“Advancing education, research, and support for the well-being of lesbian, gay, bisexual, two spirit, transgender, queer, and gender non-conforming people.”
Who We Are
We are a network of communities who have especially felt the negative effects of tobacco. We have come together to jointly address the tobacco-related health problems of our various communities. Our network is currently comprised of racial/ethnic communities, women, gays and lesbians, low-income people, persons living with disabilities, 18-24 year olds, and those living in the rural areas of New Mexico.
What We Do
Our network is dedicated to providing the leadership necessary to counter the toll that tobacco has taken on our communities. We:

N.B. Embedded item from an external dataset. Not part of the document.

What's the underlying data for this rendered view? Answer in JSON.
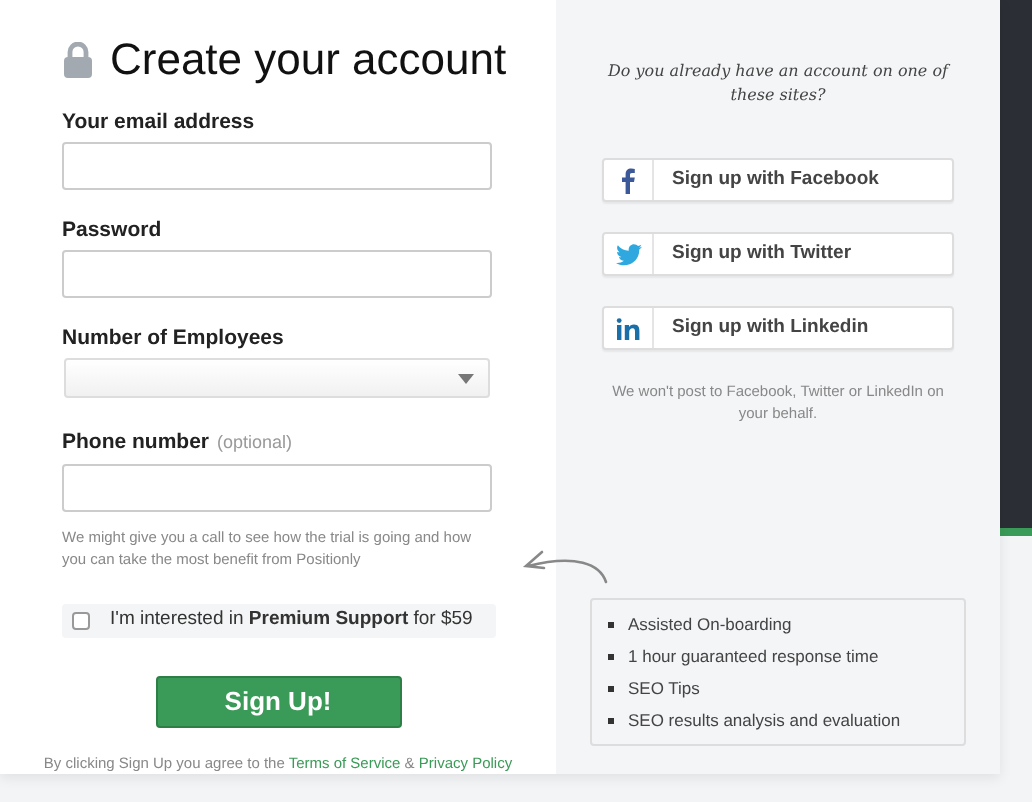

- Involve our community leaders in education, prevention, policy and advocacy efforts
- Inform and educate our community members and leaders re: the effects of tobacco on our respective communities
- Advocate for the state to gather specific data on tobacco abuse and its health effects on each of our communities
- Conduct forums, trainings and community meetings aimed at increasing participation of civil rights and advocacy organizations in the campaign to reduce tobacco use
- Support community organizations in their efforts to increase the capacity in their communities to address tobacco issues
- Increase awareness of specific tobacco industry marketing and advertising to our respective communities
How We Support Communities
We distribute informationa and other resources to individuals as well as local non-profit community organizations that are involved in increasing the commitment and capacity of their communities to actively engage in tobacco prevention activities. We also provide technical assistance and training to communities to help them plan appropriate tobacco prevention strategies and develop leadership in their communities.
How We Are Funded
We receive a grant from the New Mexico Department of Health, Tobacco Use Prevention and Control Program to implement effective strategies to reduce and eventually eliminate health status disparities among population groups due to tobacco.